phys.0 = 1.56 m^2 The minimum area would be using the "minimum" measurements so l = 1.2 m and the other length as 1. then the area would be: A = l * w = 1.2 +/.0. The basic idea of this method is to use the uncertainty ranges of each variable to calculate the maximum and minimum values of the function.3 . The Upper-Lower Bounds method of uncertainty in calculations is not as formally correct.3 + 0. For this course.6 So the Maximum area is A-max = 1. we will use the simple one. we can say the area is A = 1.24 m^2 Thus. but will do.0. Excel doesn't have a standard error function. You can also think of this procedure as exmining the best and worst case scenarios.3 = 1.3 meters.selu.0.Measurement and Uncertainty http://www.html To calculate the standard deviation of the five numbers.6 m^2 5 of 6 7/28/2009 9:28 PM .2 + 0.3 = 1.0 * 1.0 and w = 1.6 = 2.0 So the "minimum' area is A-min = 1.2 * 1.2 = 1.3 = 1. use Excel's built-in STDEV function. so you need to use the formula for standard error: where N is the number of observations Uncertainty in Calculations What if you want to determine the uncertainty for a quanitity that was calculated from one or more measurements? There are complicated and less complicated methods of doing this.2 = 1.0. For exaample.5 +/.2 .4 and w = 1. l = 1.4 * 1.0.3 +/. if you want to find the area of a square and measure one side as a length of 1.0 m^2 Likewise for the maximum
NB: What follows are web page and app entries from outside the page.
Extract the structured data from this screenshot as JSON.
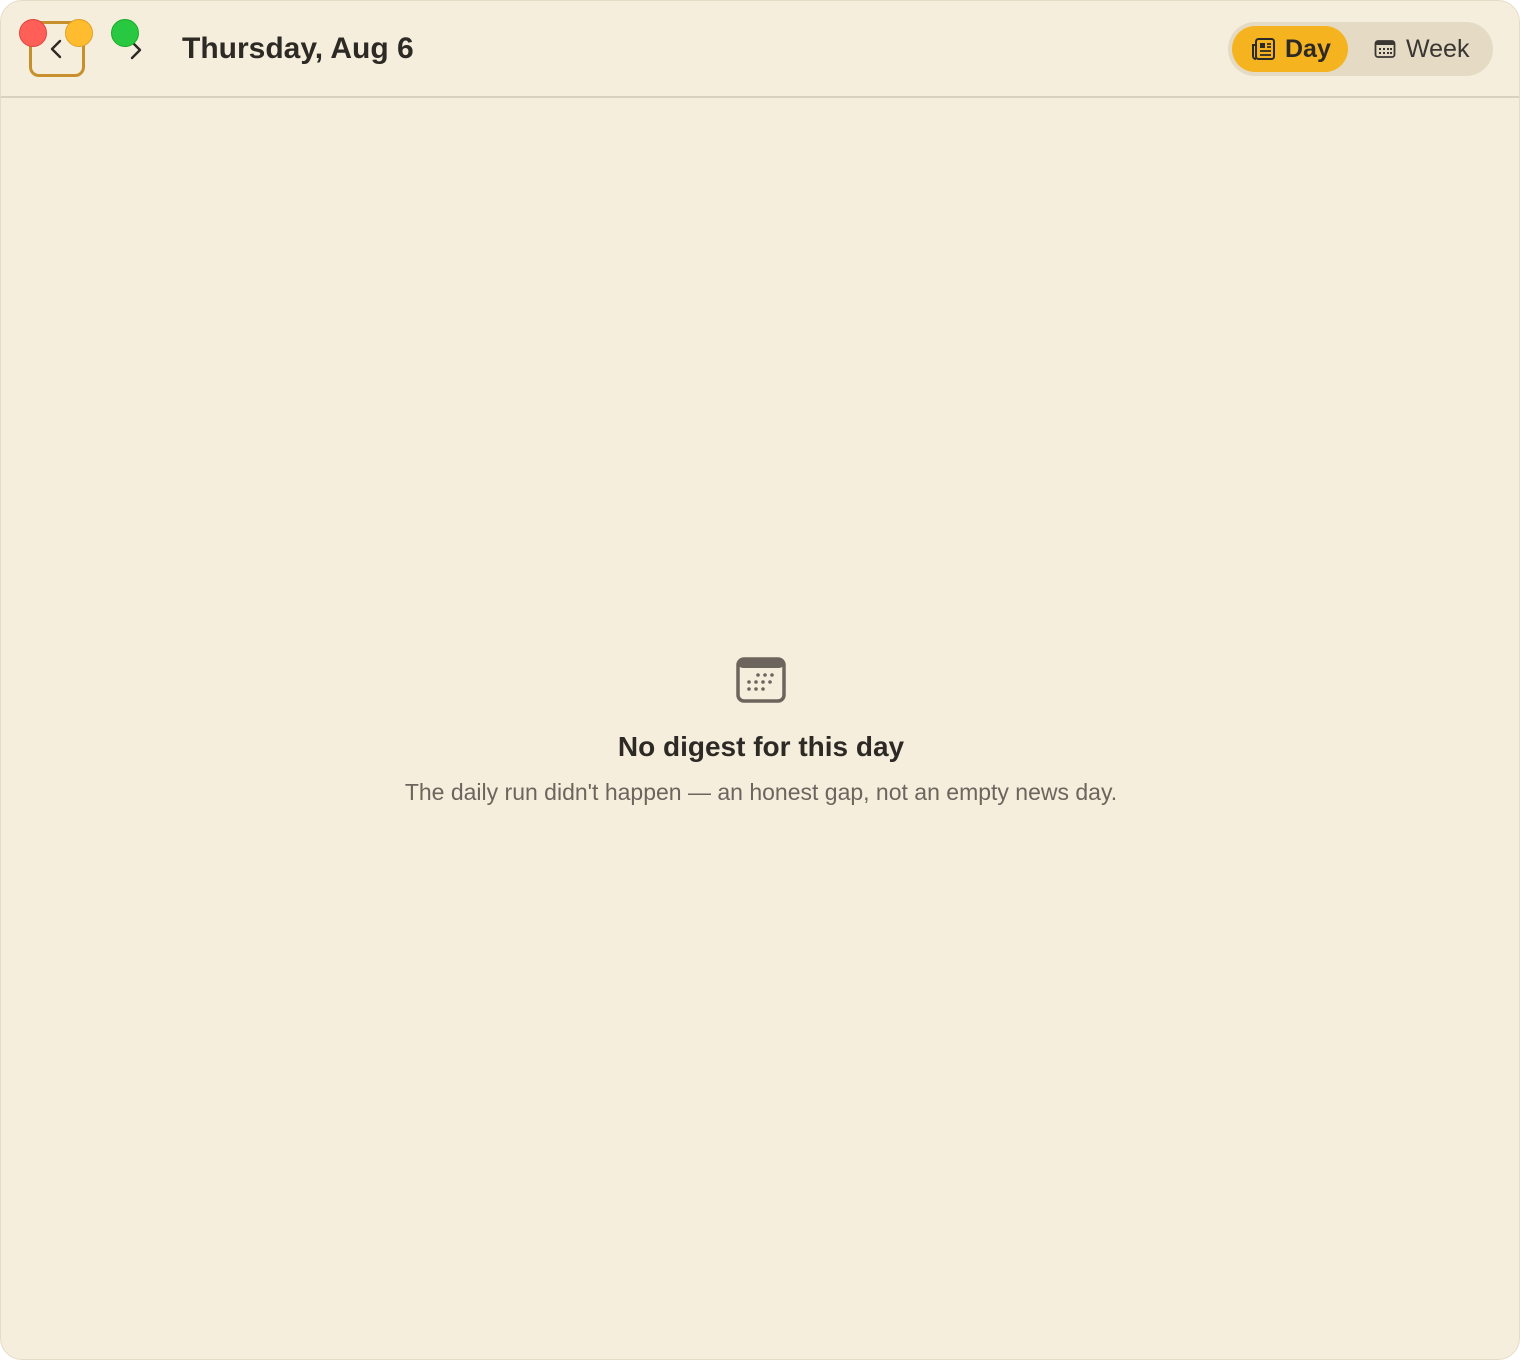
{
  "window": {
    "controls": [
      "close",
      "minimize",
      "zoom"
    ]
  },
  "toolbar": {
    "back_icon": "chevron-left-icon",
    "forward_icon": "chevron-right-icon",
    "date_title": "Thursday, Aug 6",
    "view_toggle": {
      "selected": "Day",
      "options": [
        {
          "label": "Day",
          "icon": "newspaper-icon"
        },
        {
          "label": "Week",
          "icon": "calendar-icon"
        }
      ]
    }
  },
  "empty_state": {
    "icon": "calendar-icon",
    "title": "No digest for this day",
    "message": "The daily run didn't happen — an honest gap, not an empty news day."
  },
  "colors": {
    "background": "#f6eedd",
    "accent": "#f5b31f",
    "back_button_border": "#c8902c",
    "text_primary": "#2d2a26",
    "text_secondary": "#6b655d"
  }
}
edu/rhett/plab194/error.html 6 of 6 7/28/2009 9:28 PM .phys.Measurement and Uncertainty http://www.selu.